When contemplating risk, businesses need to consider their technologies, products, intellectual property and acquisitions. These are dynamic factors that change over time. The answer to the question “What risks are we facing?” is not a static one. It’s typical to see SAP customers who operate in the cloud monitor 30 or 40 key performance indicators (KPIs) to govern cloud environment operations from a security perspective.
It’s also important to note that many of the risks experienced in the cloud appear similar to those experienced in an on-premise environment, yet may not be top of mind once you’ve migrated to a hosted cloud environment. A common misconception is that regulatory risk is being thrown over the wall to the vendor, when in fact full accountability resides.
Leaders will also want to understand the organization’s responsibilities in any cloud hosting relationship. Typically, cloud vendors assume responsibility for managing and monitoring the network and ensuring database security, but customers can check contract language to be sure. Cloud customers will want to institute well-defined controls for the system changes they’ll be responsible for managing as new technologies and solutions move into the cloud. Between vendor and customer, ensure all roles and responsibilities are clearly understood.
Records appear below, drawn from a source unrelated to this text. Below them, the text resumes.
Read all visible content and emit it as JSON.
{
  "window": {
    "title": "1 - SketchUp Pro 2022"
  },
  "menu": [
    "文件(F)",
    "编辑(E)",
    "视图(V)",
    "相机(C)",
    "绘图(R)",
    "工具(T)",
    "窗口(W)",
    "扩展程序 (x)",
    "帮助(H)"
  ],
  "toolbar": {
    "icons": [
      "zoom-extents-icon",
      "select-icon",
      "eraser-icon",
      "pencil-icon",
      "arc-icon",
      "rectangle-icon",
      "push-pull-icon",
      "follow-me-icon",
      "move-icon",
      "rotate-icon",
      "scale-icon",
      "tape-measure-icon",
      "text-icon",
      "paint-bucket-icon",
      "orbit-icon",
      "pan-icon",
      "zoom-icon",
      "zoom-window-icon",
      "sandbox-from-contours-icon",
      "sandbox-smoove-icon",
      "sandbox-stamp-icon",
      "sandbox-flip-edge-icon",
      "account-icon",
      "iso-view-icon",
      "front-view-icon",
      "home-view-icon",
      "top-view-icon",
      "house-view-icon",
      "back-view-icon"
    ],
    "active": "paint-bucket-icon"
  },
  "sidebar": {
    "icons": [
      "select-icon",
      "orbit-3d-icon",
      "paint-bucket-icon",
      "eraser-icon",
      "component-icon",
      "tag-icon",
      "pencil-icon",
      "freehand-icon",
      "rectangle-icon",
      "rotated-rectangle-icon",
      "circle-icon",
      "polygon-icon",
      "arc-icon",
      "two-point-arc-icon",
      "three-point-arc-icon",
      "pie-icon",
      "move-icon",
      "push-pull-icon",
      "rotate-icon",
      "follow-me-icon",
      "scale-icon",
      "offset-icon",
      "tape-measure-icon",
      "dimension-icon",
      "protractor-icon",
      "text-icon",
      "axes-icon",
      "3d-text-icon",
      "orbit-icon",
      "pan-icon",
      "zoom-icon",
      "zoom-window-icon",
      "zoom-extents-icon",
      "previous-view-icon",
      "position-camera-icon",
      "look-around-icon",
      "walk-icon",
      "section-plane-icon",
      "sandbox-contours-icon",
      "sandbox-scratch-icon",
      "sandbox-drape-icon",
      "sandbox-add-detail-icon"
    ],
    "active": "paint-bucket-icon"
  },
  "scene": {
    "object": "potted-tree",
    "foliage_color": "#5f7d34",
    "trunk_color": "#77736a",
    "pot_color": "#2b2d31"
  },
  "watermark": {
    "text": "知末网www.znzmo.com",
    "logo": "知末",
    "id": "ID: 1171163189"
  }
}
SAP cloud customers will want to have a clear picture of their security landscapes overall. For instance, what applications are being hosted on the cloud? Is theirs public (multitenant) cloud infrastructure, private or a hybrid of the two? Which users have access to these applications and environments? Is the access scheme as sensitive as it needs to be? Assembling this information establishes the baseline to help teams monitor where changes are occurring.
As SAP customers move to the cloud, they’ll also want to think about service level agreements (SLAs) related to operational controls and security. For instance, if they experience system unavailability, poor performance, natural disaster: what is their escalation process? What is their fallback plan?
Governance for the cloud
The discussion about effective management of cloud risk will already have suggested the desirability of a governance committee for cloud operations. For many organizations, this might be a mere expansion of the existing information technology governance committee’s role. For others, a cloud governance program might begin with coalescing cloud risk and data risk, then looking at controls around both risk types together.
Success in balancing cloud innovation opportunities with cloud risk management ultimately depends on a corporate culture and leadership team that are ready to embrace a more innovative mindset and a more agile way of working. It isn’t unusual for organizations to hire external experts to set a foundation for effective cloud governance. We often hear from leaders eager to embrace what the cloud can do – they’re well aware of its possibilities. Both mindset and skillset are essential to establishing structures and process to balance the cloud’s risk and opportunity.